New Michigan law targets bad drivers

| 8/18/2003

Michigan’s habitually bad drivers could pay up to $1,000 a year to keep their driving privileges under a bill signed into law Aug. 12.

The new law is intended to crack down on repeat driving offenders and increase revenue for the state, The Detroit News reported.

“Drunk driving, reckless driving and road rage-related incidents have made Michigan’s roads and highways more dangerous than ever,” the bill’s sponsor, Sen. Jud Gilbert, R-Algonac, said in a recent statement. “The time has come for us to send a serious message to those drivers who threaten the greater public’s safety with their reckless behavior behind the wheel.”

SB509 puts a $100 yearly fee on people who rack up seven or more points on their driver’s license within two years. Drivers with more points will be charged $50 per point. Those convicted of more serious crimes, such as reckless driving or drunken driving, could face fees between $500 and $1,000.

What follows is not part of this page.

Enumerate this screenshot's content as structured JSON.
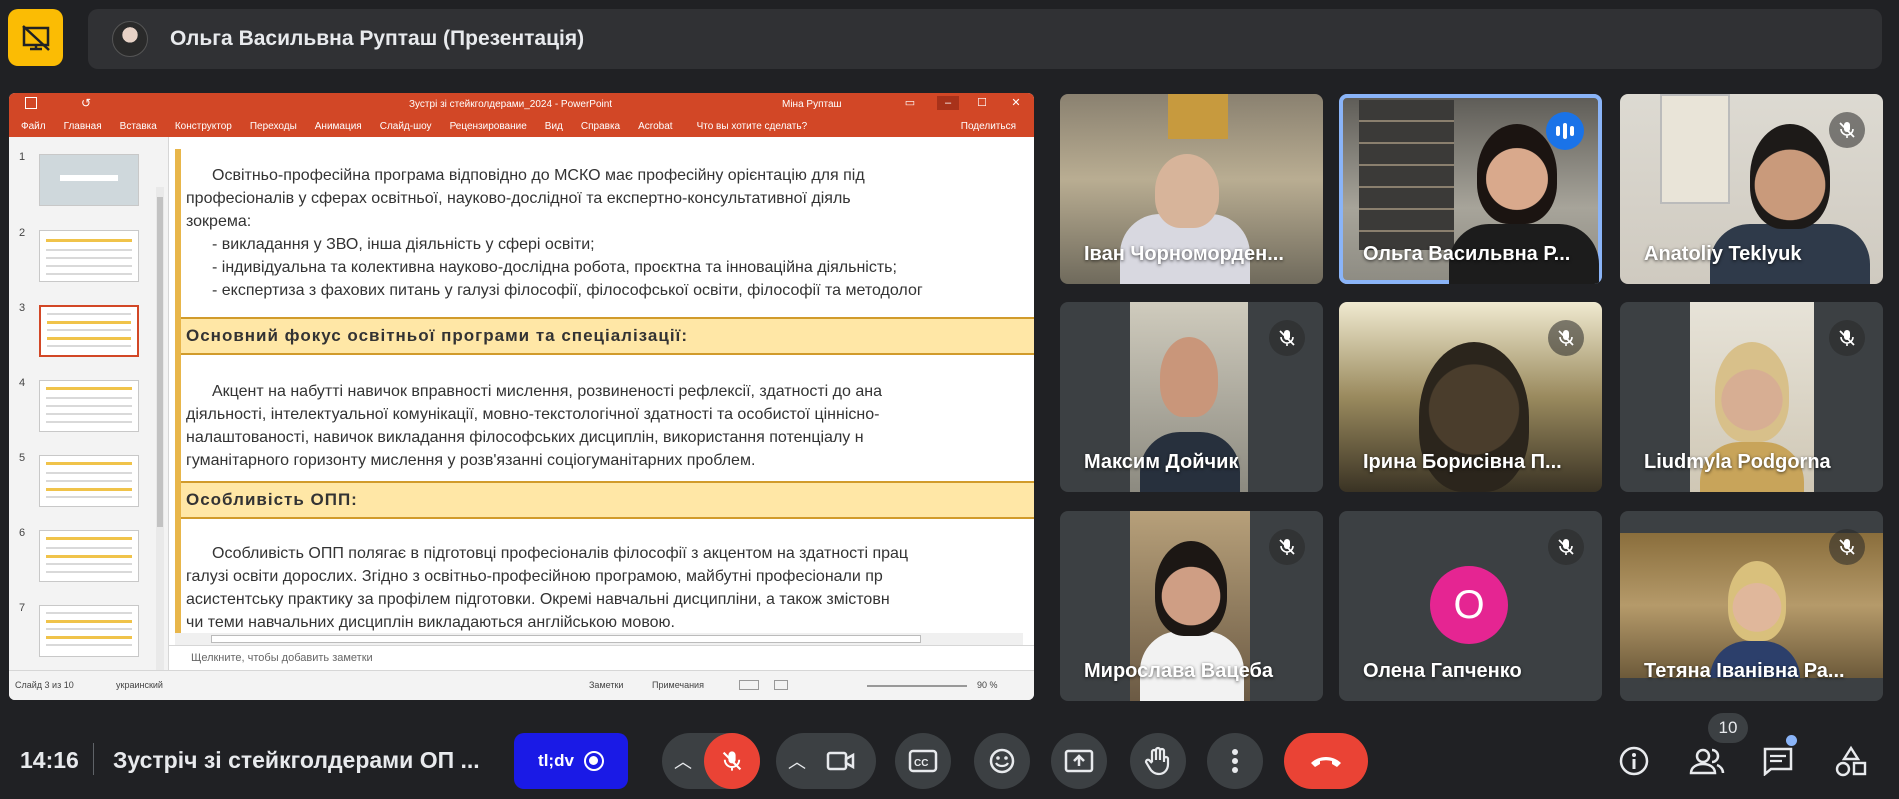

The fees are expected to generate as much as $75 million a year for the state, the newspaper reported. Only points accumulated after the law takes effect Oct. 1 would be subject to the fees.